Saint-Véran is the southernmost appellation of the Mâconnais region of Burgundy, and consists of two areas, divided by the lands of Pouilly-Fuissé, that produce a dry white wine. Named after the town of Saint-Vérand which is included inside its jurisdiction, an administrative error in 1971, the year of the formation of the AOC, meant that Saint-Véran lost the‘d’ at the end of its name.
Saint-Véran produces both white and red wines, but due to its unique position as the most southern appellation of Burgundy, it technically overlaps into the northern boundary of Beaujolais, meaning that some of its communes produce reds to be sold as Beaujolais Cru, but whites to be sold as Burgundian, due to the inferred superiority over the more generic Beaujolais Blanc AOC.
Saint-Véran whites are generally well-regarded amongst the wine community, indeed their qualities were realised prior to its official classification as an appellation in 1971 by many aficionados.

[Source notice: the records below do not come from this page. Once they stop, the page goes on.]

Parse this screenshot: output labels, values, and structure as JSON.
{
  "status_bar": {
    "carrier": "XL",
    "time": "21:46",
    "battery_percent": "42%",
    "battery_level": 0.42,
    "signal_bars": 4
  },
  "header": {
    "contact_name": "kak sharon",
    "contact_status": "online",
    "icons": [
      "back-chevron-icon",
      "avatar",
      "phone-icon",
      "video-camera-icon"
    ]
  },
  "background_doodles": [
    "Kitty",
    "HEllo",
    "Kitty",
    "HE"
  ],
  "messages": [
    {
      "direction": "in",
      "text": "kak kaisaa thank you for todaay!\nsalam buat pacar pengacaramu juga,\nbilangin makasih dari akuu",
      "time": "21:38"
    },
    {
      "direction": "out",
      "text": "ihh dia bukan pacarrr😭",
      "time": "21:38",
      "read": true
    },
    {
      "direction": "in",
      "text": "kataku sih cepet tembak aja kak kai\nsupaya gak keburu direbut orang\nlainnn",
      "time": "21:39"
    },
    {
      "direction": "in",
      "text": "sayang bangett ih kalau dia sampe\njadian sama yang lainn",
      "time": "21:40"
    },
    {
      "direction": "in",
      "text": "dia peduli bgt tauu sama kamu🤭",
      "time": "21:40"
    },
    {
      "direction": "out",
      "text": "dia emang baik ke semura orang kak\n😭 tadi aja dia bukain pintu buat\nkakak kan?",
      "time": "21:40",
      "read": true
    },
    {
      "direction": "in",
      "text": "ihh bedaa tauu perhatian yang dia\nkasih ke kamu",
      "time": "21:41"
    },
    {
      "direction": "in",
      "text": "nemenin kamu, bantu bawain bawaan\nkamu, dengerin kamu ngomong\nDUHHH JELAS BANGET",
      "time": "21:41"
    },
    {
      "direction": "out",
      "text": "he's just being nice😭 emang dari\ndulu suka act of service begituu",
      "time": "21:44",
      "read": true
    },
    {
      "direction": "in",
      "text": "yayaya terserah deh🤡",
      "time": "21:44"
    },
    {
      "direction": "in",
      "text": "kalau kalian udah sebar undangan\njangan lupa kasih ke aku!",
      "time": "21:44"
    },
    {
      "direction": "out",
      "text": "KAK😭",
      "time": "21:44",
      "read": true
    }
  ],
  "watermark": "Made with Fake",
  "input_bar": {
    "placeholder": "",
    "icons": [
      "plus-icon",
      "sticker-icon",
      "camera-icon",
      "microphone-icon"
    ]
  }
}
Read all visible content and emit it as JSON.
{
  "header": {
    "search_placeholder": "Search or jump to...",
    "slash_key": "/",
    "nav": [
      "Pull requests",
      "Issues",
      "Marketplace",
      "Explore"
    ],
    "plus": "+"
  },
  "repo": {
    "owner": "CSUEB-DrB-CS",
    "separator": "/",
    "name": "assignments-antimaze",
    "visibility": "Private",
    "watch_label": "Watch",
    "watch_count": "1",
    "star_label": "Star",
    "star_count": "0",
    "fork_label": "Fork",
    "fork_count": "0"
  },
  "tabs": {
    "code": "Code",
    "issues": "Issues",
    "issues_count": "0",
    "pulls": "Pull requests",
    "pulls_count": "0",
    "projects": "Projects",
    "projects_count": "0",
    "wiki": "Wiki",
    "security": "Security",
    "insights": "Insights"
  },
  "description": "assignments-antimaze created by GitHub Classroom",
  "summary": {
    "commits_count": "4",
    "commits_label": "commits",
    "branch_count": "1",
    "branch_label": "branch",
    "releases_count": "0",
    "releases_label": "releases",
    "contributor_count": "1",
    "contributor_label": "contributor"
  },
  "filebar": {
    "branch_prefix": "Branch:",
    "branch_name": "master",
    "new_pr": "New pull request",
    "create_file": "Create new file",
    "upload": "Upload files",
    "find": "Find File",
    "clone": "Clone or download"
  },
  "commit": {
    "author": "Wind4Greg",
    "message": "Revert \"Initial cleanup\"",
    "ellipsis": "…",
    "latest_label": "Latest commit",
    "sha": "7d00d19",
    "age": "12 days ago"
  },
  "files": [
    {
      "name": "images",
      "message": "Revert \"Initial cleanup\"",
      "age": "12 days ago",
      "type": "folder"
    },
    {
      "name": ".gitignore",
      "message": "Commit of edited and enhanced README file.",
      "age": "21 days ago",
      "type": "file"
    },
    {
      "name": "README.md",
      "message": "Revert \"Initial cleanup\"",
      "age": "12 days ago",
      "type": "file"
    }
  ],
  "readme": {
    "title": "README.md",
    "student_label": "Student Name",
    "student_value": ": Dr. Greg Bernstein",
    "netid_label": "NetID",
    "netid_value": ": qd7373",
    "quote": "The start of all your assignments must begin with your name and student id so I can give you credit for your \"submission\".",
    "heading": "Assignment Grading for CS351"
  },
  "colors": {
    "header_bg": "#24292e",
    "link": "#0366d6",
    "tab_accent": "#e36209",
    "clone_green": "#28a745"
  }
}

They are all made from Chardonnay variety in the customary Burgundy fashion, but are known to be slightly more full-bodied than other varieties of white Burgundy. Notable changes occur during aging: Saint-Véran whites go from a floral and fruity youth to a nuttier and honeyed maturity. As with many wines from the Mâconnais region they also often display notes of minerality, something which is greatly desired.